- Page 13 and 14: 1 A short reminder on fundamental g
- Page 15 and 16: Miyaoka [Mi] gave a construction of
- Page 17 and 18: 2 Generic projections and their Gal
- Page 19 and 20: 2.2 Galois closures of generic proj
- Page 21 and 22: Proposition 2.12 Let L be a suffici
- Page 23 and 24: 3 Semidirect products by symmetric
- Page 25 and 26: Remark 3.2 The assumption n ≥ 3 i
- Page 27 and 28: Corollary 3.5 Let n ≥ 2.1. If G i
- Page 29 and 30: The assertions about the torsion an
- Page 31 and 32: For j ≠ i, j ≥ 2 the group X τ
- Page 33 and 34: since the product over all componen
- Page 35 and 36: 4 A first quotient of π 1 (X gal )
- Page 37 and 38: 4.2 The quotient for the étale fun
- Page 39 and 40: of K. The normalisation of X inside
- Page 41 and 42: Hence the induced homomorphism from

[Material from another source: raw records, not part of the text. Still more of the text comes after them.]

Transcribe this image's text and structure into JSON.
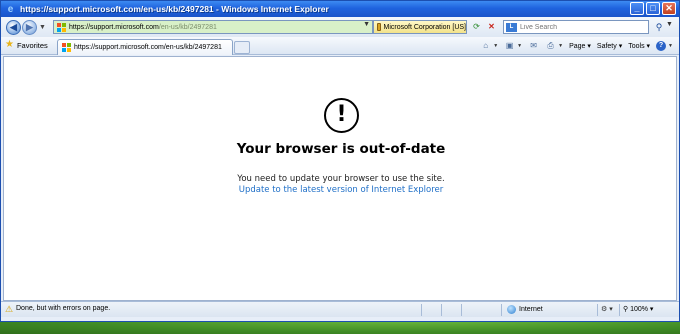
{
  "window": {
    "title": "https://support.microsoft.com/en-us/kb/2497281 - Windows Internet Explorer",
    "minimize_glyph": "_",
    "maximize_glyph": "□",
    "close_glyph": "✕"
  },
  "navbar": {
    "address_prefix": "https://",
    "address_host": "support.microsoft.com",
    "address_path": "/en-us/kb/2497281",
    "certificate_label": "Microsoft Corporation [US]",
    "search_label": "Live Search",
    "search_placeholder": "Live Search"
  },
  "commandbar": {
    "favorites_label": "Favorites",
    "tab_label": "https://support.microsoft.com/en-us/kb/2497281",
    "page_label": "Page",
    "safety_label": "Safety",
    "tools_label": "Tools"
  },
  "content": {
    "alert_glyph": "!",
    "heading": "Your browser is out-of-date",
    "message": "You need to update your browser to use the site.",
    "update_link": "Update to the latest version of Internet Explorer"
  },
  "status": {
    "text": "Done, but with errors on page.",
    "zone": "Internet",
    "zoom": "100%"
  },
  "colors": {
    "link": "#1f6fc7",
    "titlebar": "#1f63de",
    "address_secure_bg": "#d8f0c8"
  },
  "icons": [
    "back-arrow-icon",
    "forward-arrow-icon",
    "windows-flag-icon",
    "padlock-icon",
    "refresh-icon",
    "stop-icon",
    "live-search-icon",
    "magnifier-icon",
    "favorites-star-icon",
    "home-icon",
    "feeds-icon",
    "mail-icon",
    "print-icon",
    "help-icon",
    "warning-icon",
    "globe-icon",
    "alert-circle-icon"
  ]
}
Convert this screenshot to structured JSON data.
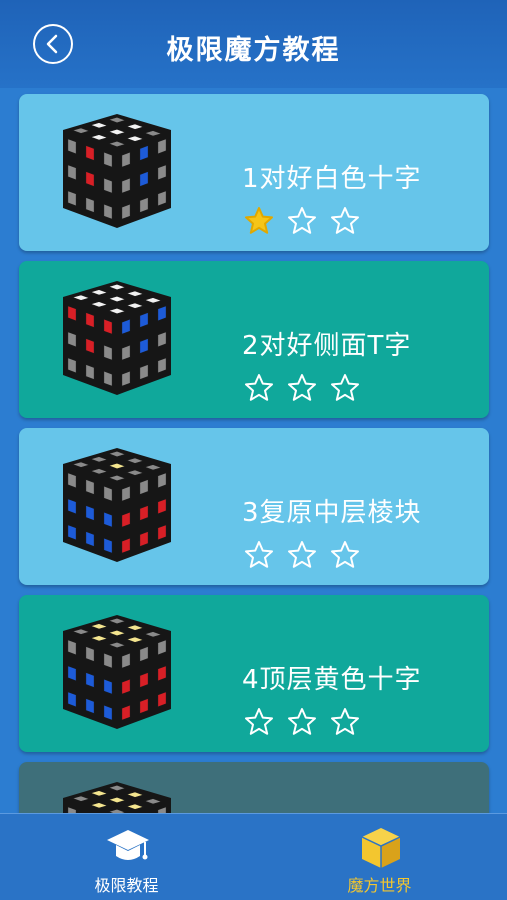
{
  "header": {
    "title": "极限魔方教程"
  },
  "lessons": [
    {
      "title": "1对好白色十字",
      "rating": 1,
      "max_rating": 3
    },
    {
      "title": "2对好侧面T字",
      "rating": 0,
      "max_rating": 3
    },
    {
      "title": "3复原中层棱块",
      "rating": 0,
      "max_rating": 3
    },
    {
      "title": "4顶层黄色十字",
      "rating": 0,
      "max_rating": 3
    }
  ],
  "tabs": [
    {
      "label": "极限教程",
      "icon": "graduation-cap-icon",
      "active": false
    },
    {
      "label": "魔方世界",
      "icon": "cube-icon",
      "active": true
    }
  ],
  "colors": {
    "header": "#1f63b8",
    "background": "#2c7dd1",
    "card_light": "#66c5ea",
    "card_teal": "#10a89b",
    "star_filled": "#f5c518",
    "active_tab": "#f3c62f"
  }
}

- Page 43 and 44: zero. Hence the proof also works al
- Page 45 and 46: an isomorphism between these two gr
- Page 47 and 48: In particular, for H = 1 we obtain
- Page 49 and 50: For an element g of the inertia gro
- Page 51 and 52: eThis automorphism has order e i an
- Page 53: Hence the homomorphisms from π top
- Page 57 and 58: Theorem 5.3 For n ≥ 5 there exist
- Page 59 and 60: Proposition 5.6 (Rowen, Teicher, Vi
- Page 61 and 62: First, assume that i = n. ThenNow a
- Page 63 and 64: We note that for affine subgroups n
- Page 65 and 66: Every element of H 2 (G) maps to an
- Page 67 and 68: PROOF. We let F d /N ∼ = G and F
- Page 69 and 70: 5.4 ExamplesWe now compute ˜K(−,
- Page 71 and 72: Theorem 5.22 For a K(G, 1)-complex
- Page 73 and 74: Example 5.24 The homomorphism ψ ma
- Page 75 and 76: 6 ConclusionJetzt nehmt den Wein! J
- Page 77 and 78: This can be also formulated as foll
- Page 79 and 80: Severi claimed that a curve with on
- Page 81 and 82: where ϕ denotes the splitting of
- Page 83 and 84: Corollary 6.3 Under the assumptions
- Page 85 and 86: Proposition 6.5 Under the isomorphi
- Page 87 and 88: Remark 6.8 Proposition 6.5 shows us
- Page 89 and 90: We remark that the group on the lef
- Page 91: E(π top1 (Z), n). By Corollary 3.3
- Page 94 and 95: 7.3 Surfaces in 3Let X m be a smoot
- Page 96 and 97: If we denote by Π g the fundamenta
- Page 98 and 99: NotationsVarieties and morphismsf :
- Page 100 and 101: [GR1][GR2][GH][SGA1]H. Grauert, R.